A cobra is a venomous snake that lives in Asia and Africa. Most of the time a cobra resembles any other snake, but it can also rise up and flatten its head into a "hood." This hood is the cobra's trademark.
The cobra's hood is created by many elongated ribs that are capable of extending the looser skin on the neck outwards. The cobra rises up on the forward portion of its body and flattens its neck, spreading out this skin on the ribs to create what appears to be a hood. Cobras do this whenever they are disturbed or feel that they are in danger. By doing so they can make themselves look larger than they really are and potentially unnerve a predator or foe.
There are several types of cobras living in various parts of the world. Water cobras can be found in Central Africa and reach lengths of up to 7 feet. Burrowing cobras are smaller, just 2 feet long, and reside in the Congo and Cameroon. Tree cobras are known to live in central and western parts of Africa, and can exceed 9 feet in length. The largest venomous snake in the world is the king cobra, which can grow to 18 feet in extreme specimens. They reside in southern Asia, particular in India, Vietnam, Malaysia and Indonesia.
Cobras will attack if provoked or threatened. However, the cobra sometimes will "fire blanks," meaning that it doesn't always get venom into its victim with its fangs. Cobra bites are fatal about 10 percent of the time in humans, as the poison will cause respiratory failure and suffocation by affecting the muscles in the diaphragm. The bite of a cobra, if it delivers a full dose of venom, can kill in as little as half an hour.
Of all the snakes, only the king cobra female builds a nest and then guards its eggs. The king cobra eats other snakes almost exclusively, including pythons and other cobras. Its main predators are human beings, birds of prey and the extremely agile mongoose, which is one of the only animals fast enough to be able to attack it effectively.
Some species of cobra are called spitting cobras because they can "spit" venom at their enemies. This venom is often aimed at the eyes and it is very painful when it connects with the target. However, it does not immediately cause blindness--it can make the victim blind if left untreated, but if washed out promptly, there are no lasting effects. The snaked do not actually spit the venom; they contract their venom glands with powerful muscles that force the venom out through a pair of holes at the tips of the fangs.
About the Author
John Lindell has written articles for "The Greyhound Review" and various other online publications.
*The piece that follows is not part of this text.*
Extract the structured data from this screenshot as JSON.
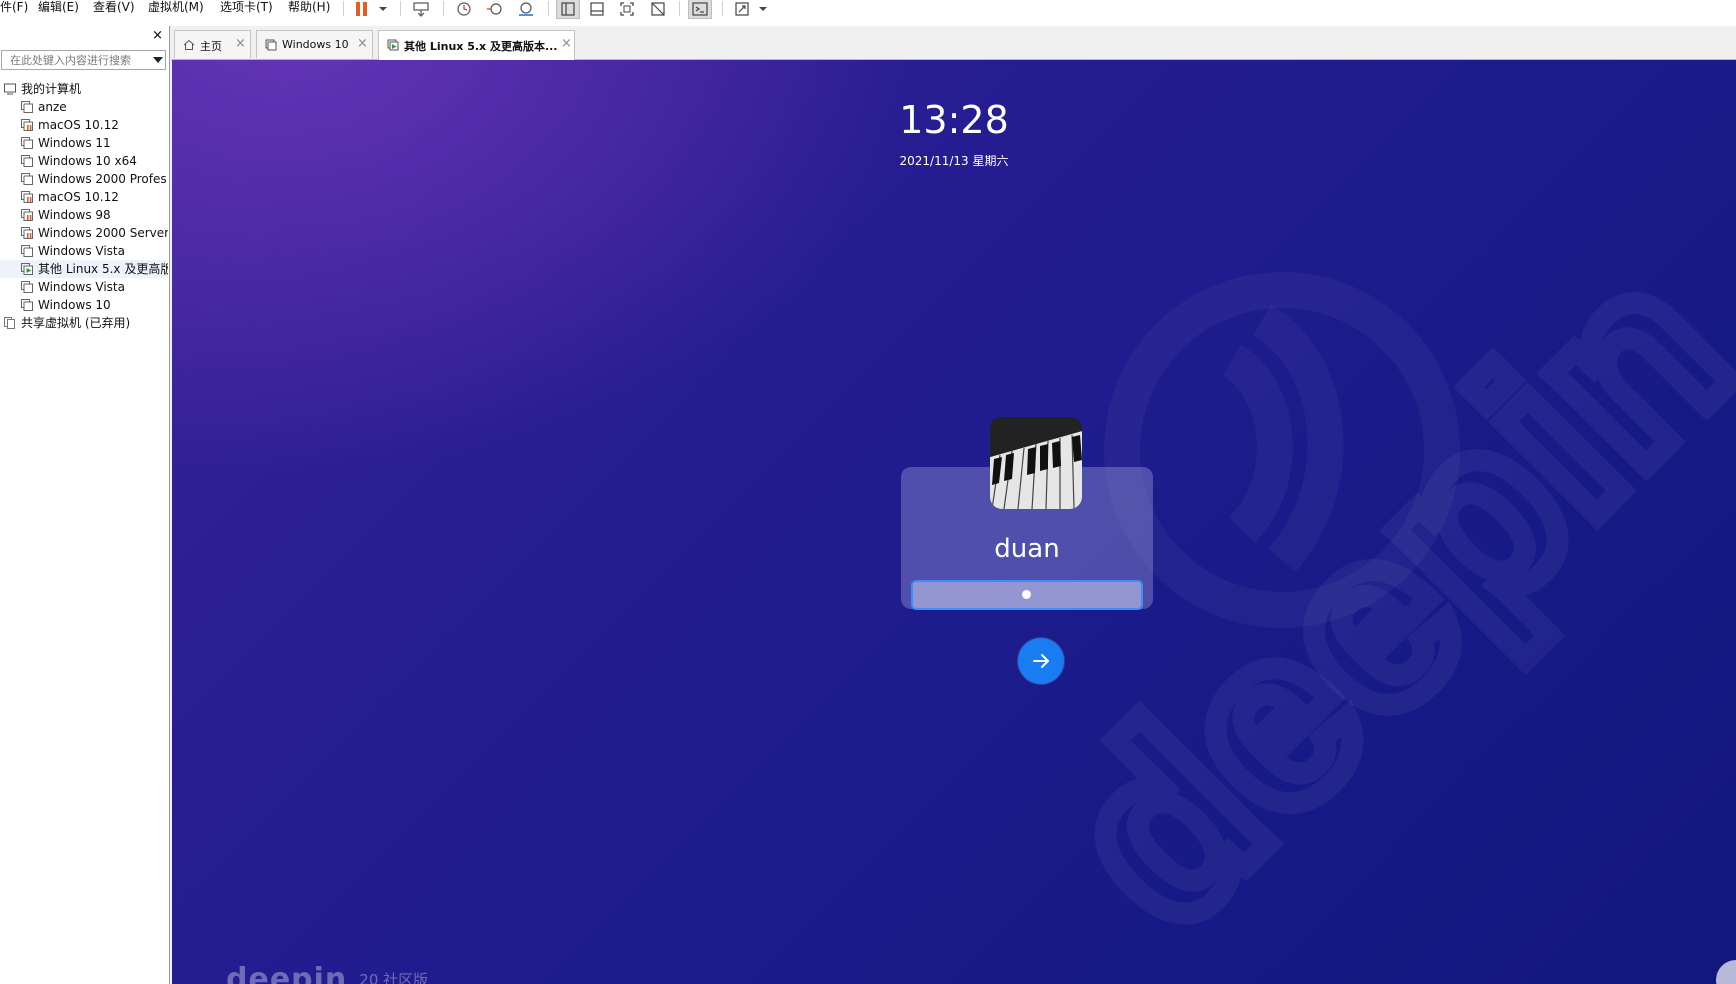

A Connecticut native, his work specializes in sports, fishing and nature. Lindell worked in greyhound racing for 25 years.